By Jim Barber
There are a lot of new faces around the council table in Prince Edward County, meaning newly-elected Mayor Robert Quaiff will have a lot of new ideas and new opinions to contend with as he helps lead this energetic group over the next four-year term.
Quaiff took more than half the vote in the Oct. 27 municipal election against two other contenders. He replaces Peter Mertens, who chose to retire from public office before the 2014 vote.
Quaiff told Bay of Quinte Living that he was obviously pleased with the results on election night but admitted that “it took a few days after the election to have the victory completely sink in. Exhaustion played a part, as this was something I’ve never experienced before.”
“I think my experience played a huge role [in the win]. During the campaign I remained focussed on delivering the message of maintaining our safe, healthy and vibrant community; that I would listen to and respect its constituents and that we would be based on a sound fiscal foundation,” he added.
Quaiff said the economy of Prince Edward County is primarily focused on tourism and agriculture, but that it is becoming increasingly diversified – a positive development for all residents and business.
“We are hugely tourism based and we tend to perform well in that area. Prince Edward County’s agricultural roots date back more than 200 years, as evidenced in its landscapes and local economy. More recently, we’ve seen an emergence of a more integrated rural economy that supports a broad range of small-scale, ‘creative economy’ based businesses in areas of agri-business, commerce and industry, along with knowledge-based industries. The arts and culture enterprises are well situated here as well,” he said.
He said he would like to continue to see the current economic momentum in the more built-up, urbanized communities within the county continue, as well as encouraging other forms of business in the rural areas.
“Although most of the business activity takes place in the commercial cores of The County, I’d like to see business growth increased in homes and on farms – expand our rural creative economy.”
In order to attract new residents who would participate in that economic activity, Quaiff says municipal council and staff need to continue to be innovative.

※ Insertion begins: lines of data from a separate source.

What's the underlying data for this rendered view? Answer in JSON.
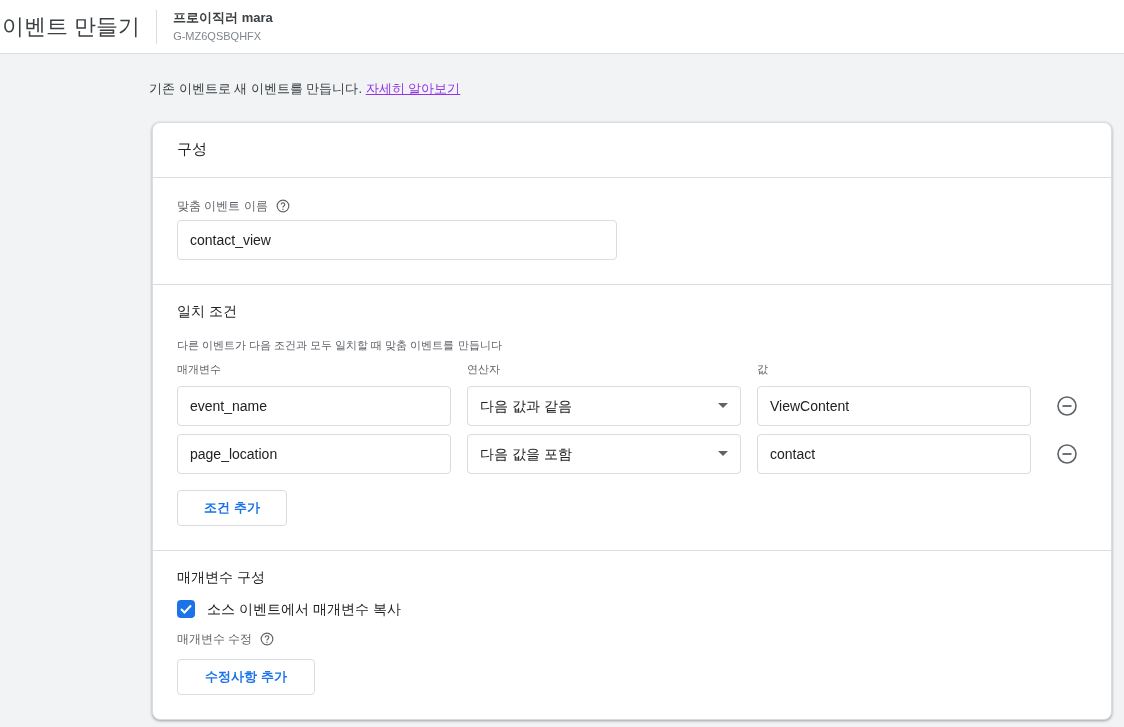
{
  "header": {
    "title": "이벤트 만들기",
    "property_name": "프로이직러 mara",
    "property_id": "G-MZ6QSBQHFX"
  },
  "intro": {
    "text": "기존 이벤트로 새 이벤트를 만듭니다.",
    "link": "자세히 알아보기"
  },
  "card": {
    "title": "구성",
    "custom_event": {
      "label": "맞춤 이벤트 이름",
      "value": "contact_view"
    },
    "conditions": {
      "title": "일치 조건",
      "description": "다른 이벤트가 다음 조건과 모두 일치할 때 맞춤 이벤트를 만듭니다",
      "columns": [
        "매개변수",
        "연산자",
        "값"
      ],
      "rows": [
        {
          "parameter": "event_name",
          "operator": "다음 값과 같음",
          "value": "ViewContent"
        },
        {
          "parameter": "page_location",
          "operator": "다음 값을 포함",
          "value": "contact"
        }
      ],
      "add_button": "조건 추가"
    },
    "parameters": {
      "title": "매개변수 구성",
      "copy_checkbox": {
        "label": "소스 이벤트에서 매개변수 복사",
        "checked": true
      },
      "modify_label": "매개변수 수정",
      "add_button": "수정사항 추가"
    }
  }
}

“We have to make Prince Edward County an attractive, affordable place to live. We need to continue our ‘age-in-place’ concept and build on our resources for our youth. It’s the old adage: if you build it, they will come,” he said.
And to increase business growth, The County needs to “ensure that we adopt out Community Development Strategic Plan.”
The new mayor said Prince Edward County has a great selection of community facilities and amenities bit is facing some challenges in regards to the health care sector.
“We are faced with decreasing service in health care, namely QHC, who has an expected shortfall of funding from the Province of between $7 million and $12 million. We have to work with various levels [of government] to ensure those shortfalls are better managed,” Quaiff asserted.
Quaiff said with tourism continuing to be such a powerfully significant economic driver for the community, the municipality needs to do all it can to support that sector.
“As I’ve said earlier, tourism is an area we are well-equipped in. We have repeat or returning visitors each year. We will continue to support our Chamber of Commerce and businesses in this area.”
And he is encouraged by the opportunities that can happen when the varied municipalities comprising the Bay of Quinte region work together.
“Yes, I believe we need to work together as a region. I’m meeting with Bay of Quinte Tourism folks [soon] to talk about joining them. As far as economic growth, Prince Edward County will continue as we are for now,” he said.
There is little doubt when speaking to Quaiff for any length of time that he believes Prince Edward County is an ideal place to live.
“I love Prince Edward County. Anyone who has spent any length of time here can’t help but be moved by its charm and beauty. Our history and heritage is so prevalent throughout Prince Edward County. Our wineries attract thousands of visitors each year; the quality of our restaurants is second to not. One visit is everlasting.”
For more information, visit www.pecounty.on.ca.